I know this has been discussed before, however I believe that it warrants bringing up again because of the potential devastating consequences.
We live in an extreme humidity environment (and that's putting it mildly). When you open your door on any day you'll see that most homes and businesses windows are completely soaking wet even though it hasn't rained. This of course holds true for our beloved campers as well.
It's just a fact of life in south Louisiana and people just learn to deal with it although it is a constant source of issues for people, causing molding, property damage and health issues even in newer houses if not managed carefully.
Since owning our Trilogy (about a year now), I have always noticed what I believed to be a small amount of condensation around the vents. It seems natural that in such high humidity environments, that where the cold air exits the vents one might see a bit of condensation from time to time especially if the doors have been opened throughout the day more frequently or more showers have been taken etc. That humidity will hit cold air and condense on the coldest nearby object. In this case, the vents as it seems.
However, today I learned something very disturbing and I'm no so sure there is any real fix for it. I noticed that I was seeing some rust color around our LED glass lighting fixtures so I popped one off and the screw were all rusts and the light bowl was full of water. Not good. I thought our roof was leaking. After a lot of investigation and searching and reasonable logical deduction I came to the conclusion that the roof was not leaking.
In fact, I proceeded to check all the lights--all had at least some water and some had quite a bit. As I narrowed the possible culprit down the the AC, I began to remove remove be AC outlet vents and peel back the foil tape.
I was heart broken. There is standing water all up in our roof. All around those vents. I meant a LOT of water. I actually stuck washcloths up in the vent cavity between the actual ceiling panel and the duct--just pull back the foil tape and you'll see what I mean.
After all of that I decided to make this post because he damage to those roof panels is in no way obvious to the casual observer. I also have no way of knowing just how much water has poured down those ceiling panels in into the side walls.
At this point I am now sure of what options there really are. Obviously in such extreme conditions as we live in here in south Louisiana, we absolutely have no option of not running AC--and running it hard.

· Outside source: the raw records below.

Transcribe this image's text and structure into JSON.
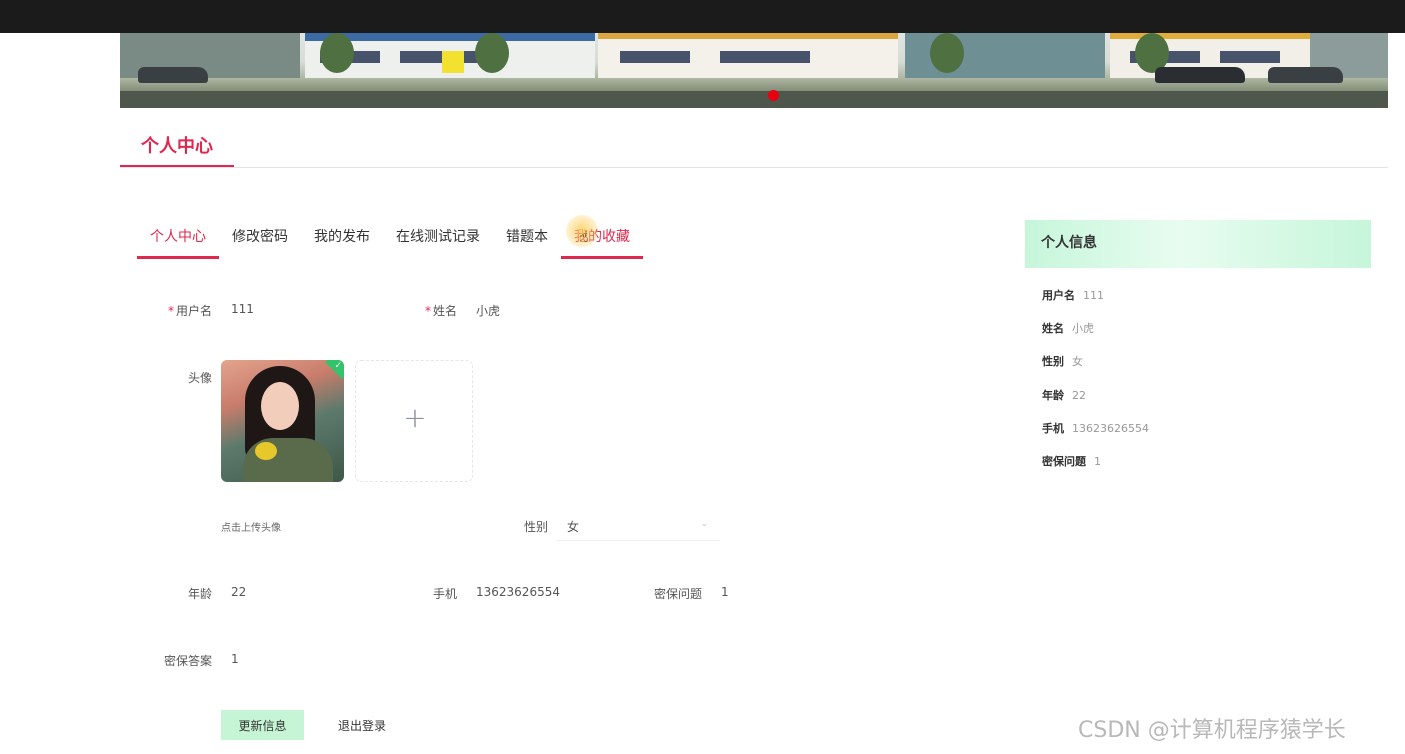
{
  "header": {
    "section_title": "个人中心"
  },
  "tabs": [
    {
      "label": "个人中心"
    },
    {
      "label": "修改密码"
    },
    {
      "label": "我的发布"
    },
    {
      "label": "在线测试记录"
    },
    {
      "label": "错题本"
    },
    {
      "label": "我的收藏"
    }
  ],
  "form": {
    "username_label": "用户名",
    "username_value": "111",
    "name_label": "姓名",
    "name_value": "小虎",
    "avatar_label": "头像",
    "upload_tip": "点击上传头像",
    "upload_plus": "+",
    "gender_label": "性别",
    "gender_value": "女",
    "age_label": "年龄",
    "age_value": "22",
    "phone_label": "手机",
    "phone_value": "13623626554",
    "question_label": "密保问题",
    "question_value": "1",
    "answer_label": "密保答案",
    "answer_value": "1",
    "update_button": "更新信息",
    "logout_button": "退出登录"
  },
  "sidebar": {
    "title": "个人信息",
    "rows": [
      {
        "key": "用户名",
        "value": "111"
      },
      {
        "key": "姓名",
        "value": "小虎"
      },
      {
        "key": "性别",
        "value": "女"
      },
      {
        "key": "年龄",
        "value": "22"
      },
      {
        "key": "手机",
        "value": "13623626554"
      },
      {
        "key": "密保问题",
        "value": "1"
      }
    ]
  },
  "watermark": "CSDN @计算机程序猿学长",
  "colors": {
    "accent": "#e0284f",
    "button_green": "#c6f5d5",
    "sidebar_header": "#c6f6da"
  }
}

At the same time, I know that as long a those units run, they will be dumping copious amounts of water into that roof cavity. It is so bad that I'm seriously thinking of just pulling out the roof panels--at least the ones near the AC where exit air is the coldest so that water cannot be trapped up there.
It is not a happy situation at all because there is no other solution. I supposed I could also try blocking off the vent duct from the air box under the AC and have it only dump air straight down but that is going to make cooling the whole RV very difficult.
So I am just pondering my options at this point. Not thinking there are many.
To top it off, the fan on our front Mach 8 AC exploded last night while we were sleeping and scared the living daylights out of my wife and I as we had no ideas what was going on being woken from a dead sleep to that. Now I get to spend another $1000 replacing THAT AC with a Mach 15 in 100° heat and 90° humidity. All while knowing that this AC and the one I just replaced are going to continue to destroy the camper with water condensation.
Sigh. Check behind those vents people! Hopefully you are not in such an extreme humidity environment. I would check them anyway!
2014 Dynamax Trilogy 37BH
2015 Ram 3500 DRW